Employing Success - City School Ships Out New program
Mohawk is embarking on a new initiative with marine maintenance and ship- building company Heddle Shipyards and the Hamilton Oshawa Port Authority to launch a City School mobile program.
It will teach ship repair and maintenance skills to at-risk youth and others during a 10- to 12-week program at the Heddle shipyard on the Hamilton Harbour. The company is providing a scrapped boat for program participants to work on.
The partnership is an offering of City School’s Skilled Trades Awareness and Readiness Training (START), a series of initiatives aimed at reducing a shortage in skilled trades.
Mohawk staff will develop and deliver the curriculum, while seasoned Heddle employees will act as teachers and trainers for an anticipated group of 20 to 30 participants.
“The idea is to give them a taste of the multiple trades in the ship repair industry,” said Patricia Reles,vice president, people and culture at Heddle. “We hope they find something they are passionate about and then they can go to Mohawk to learn a skilled trade and possibly pursue a career with us.”
Heddle is also establishing two bursaries for trades students at Mohawk, including one for women, says Reles.The company participates in a job fair at Mohawk and frequently hiresgraduates for frontline and office roles. Heddle staff also speak to skilled trades students and is in constant contact with coordinators and faculty.
“We want to get the word out there that we support skilled trades. We struggle to find talent for our shipyards.”Working in marine requires a special set of skills.“
Welders are taught to weld new material to new material, but here, where it’s about maintenance and repair, it’s welding new material to old material. That requires in-house training,” says Reles.
By growing a connection with Mohawk, Heddle hopes to see more marine- related skills embedded into curriculum, says sales manager Ted Kirkpatrick.
“We are open to working as closely as we can with Mohawk.”
Heddle, founded by Rick Heddle and Blair McKeil, has operated for30 years and has directly engaged with Mohawk for the last five, says president Shaun Padulo.
McKeil is a major benefactor of Mohawk’s McKeil School of Business and has been behind the push to work with the college to address talent needs, he says.
“To have one of the most successful colleges in Ontario and in Canada in our backyard is very exciting for us and will be very important to us as we expand,” said Padulo.
The company’s Port Weller operation has grown from 12 people to 150 and that kind of growth is expected for Hamilton, too. Heddle is building critical mass to go after large government contracts, under the $100-billion federal National Shipbuilding Strategy.
“We are working hard to be involved in that.
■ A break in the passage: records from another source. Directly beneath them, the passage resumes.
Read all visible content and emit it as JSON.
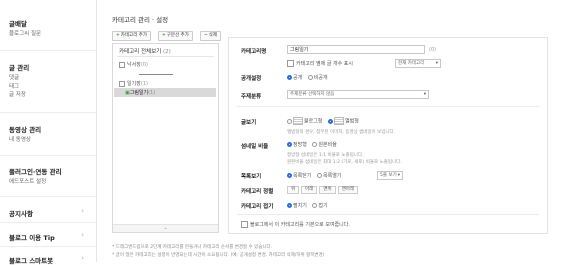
{
  "sidebar": {
    "sections": [
      {
        "title": "글배달",
        "items": [
          "블로그씨 질문"
        ]
      },
      {
        "title": "글 관리",
        "items": [
          "댓글",
          "태그",
          "글 저장"
        ]
      },
      {
        "title": "동영상 관리",
        "items": [
          "내 동영상"
        ]
      },
      {
        "title": "플러그인·연동 관리",
        "items": [
          "애드포스트 설정"
        ]
      },
      {
        "title": "공지사항",
        "items": []
      },
      {
        "title": "블로그 이용 Tip",
        "items": []
      },
      {
        "title": "블로그 스마트봇",
        "items": []
      }
    ]
  },
  "page": {
    "title": "카테고리 관리 · 설정"
  },
  "toolbar": {
    "add_category": "카테고리 추가",
    "add_divider": "구분선 추가",
    "delete": "삭제"
  },
  "tree": {
    "root": "카테고리 전체보기",
    "root_count": "(2)",
    "items": [
      {
        "label": "낙서장",
        "count": "(0)"
      },
      {
        "label": "일기장",
        "count": "(1)"
      },
      {
        "label": "그림일기",
        "count": "(1)"
      }
    ]
  },
  "form": {
    "name_label": "카테고리명",
    "name_value": "그림일기",
    "name_count": "(0)",
    "show_count_label": "카테고리 옆에 글 개수 표시",
    "show_count_select": "현재 카테고리",
    "visibility_label": "공개설정",
    "visibility_options": [
      "공개",
      "비공개"
    ],
    "topic_label": "주제분류",
    "topic_placeholder": "주제분류 선택하지 않음",
    "view_label": "글보기",
    "view_options": [
      "블로그형",
      "앨범형"
    ],
    "view_hint": "앨범형의 경우, 첨부된 이미지, 동영상 썸네일이 보입니다.",
    "thumb_label": "섬네일 비율",
    "thumb_options": [
      "정방형",
      "원본비율"
    ],
    "thumb_hint1": "정방형 섬네일은 1:1 비율로 노출됩니다.",
    "thumb_hint2": "원본비율 섬네일은 최대 1:2 (가로, 세로) 비율로 노출됩니다.",
    "list_label": "목록보기",
    "list_options": [
      "목록닫기",
      "목록열기"
    ],
    "list_select": "5줄 보기",
    "layout_label": "카테고리 정렬",
    "layout_buttons": [
      "위",
      "아래",
      "맨위",
      "맨아래"
    ],
    "fold_label": "카테고리 접기",
    "fold_options": [
      "펼치기",
      "접기"
    ],
    "default_label": "블로그에서 이 카테고리를 기본으로 보여줍니다."
  },
  "footer": {
    "note1": "* 드래그앤드랍으로 2단계 카테고리를 만들거나 카테고리 순서를 변경할 수 있습니다.",
    "note2": "* 글이 많은 카테고리는 설정이 반영되는데 시간이 소요됩니다. (예: 공개설정 변경, 카테고리 삭제/하위 항목변경)"
  }
}
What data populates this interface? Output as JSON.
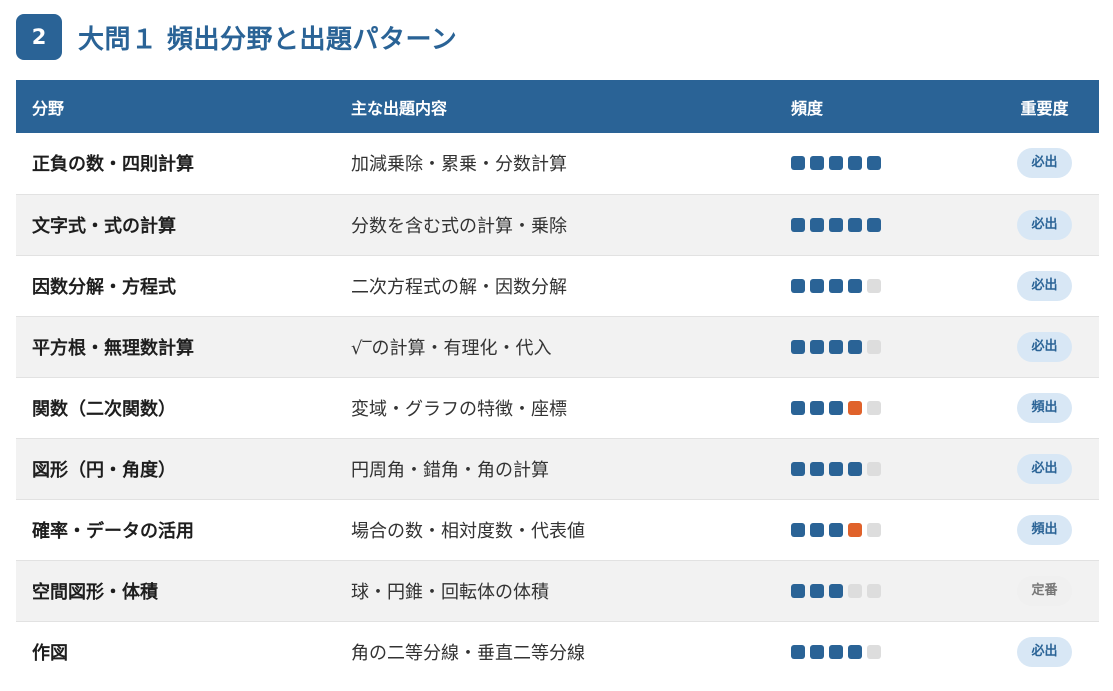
{
  "section": {
    "number": "2",
    "title": "大問１ 頻出分野と出題パターン"
  },
  "table": {
    "headers": {
      "field": "分野",
      "content": "主な出題内容",
      "frequency": "頻度",
      "importance": "重要度"
    },
    "frequency_max": 5,
    "colors": {
      "header_bg": "#2a6396",
      "dot_filled": "#2a6396",
      "dot_highlight": "#e0622b",
      "dot_empty": "#dddddd"
    },
    "rows": [
      {
        "field": "正負の数・四則計算",
        "content": "加減乗除・累乗・分数計算",
        "frequency": 5,
        "highlight": false,
        "importance": "必出",
        "importance_style": "blue"
      },
      {
        "field": "文字式・式の計算",
        "content": "分数を含む式の計算・乗除",
        "frequency": 5,
        "highlight": false,
        "importance": "必出",
        "importance_style": "blue"
      },
      {
        "field": "因数分解・方程式",
        "content": "二次方程式の解・因数分解",
        "frequency": 4,
        "highlight": false,
        "importance": "必出",
        "importance_style": "blue"
      },
      {
        "field": "平方根・無理数計算",
        "content": "√‾の計算・有理化・代入",
        "frequency": 4,
        "highlight": false,
        "importance": "必出",
        "importance_style": "blue"
      },
      {
        "field": "関数（二次関数）",
        "content": "変域・グラフの特徴・座標",
        "frequency": 4,
        "highlight": true,
        "importance": "頻出",
        "importance_style": "blue"
      },
      {
        "field": "図形（円・角度）",
        "content": "円周角・錯角・角の計算",
        "frequency": 4,
        "highlight": false,
        "importance": "必出",
        "importance_style": "blue"
      },
      {
        "field": "確率・データの活用",
        "content": "場合の数・相対度数・代表値",
        "frequency": 4,
        "highlight": true,
        "importance": "頻出",
        "importance_style": "blue"
      },
      {
        "field": "空間図形・体積",
        "content": "球・円錐・回転体の体積",
        "frequency": 3,
        "highlight": false,
        "importance": "定番",
        "importance_style": "gray"
      },
      {
        "field": "作図",
        "content": "角の二等分線・垂直二等分線",
        "frequency": 4,
        "highlight": false,
        "importance": "必出",
        "importance_style": "blue"
      }
    ]
  }
}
There is a huge opportunity there for us, but we need the people to feedthe growth.”
To learn more about Mohawk's partnering opportunies visit https://www.mohawkcollege.ca/industry-and-employers
Image: Jim Vanderveken, MohawkCollege Dean of Centre for Community Partnerships and Experiential Learning, Patricia Reles, Vice President People and Culture, Heddle Shipyards, and Ted Kirkpatrick, Sales Manager,Heddle Shipyards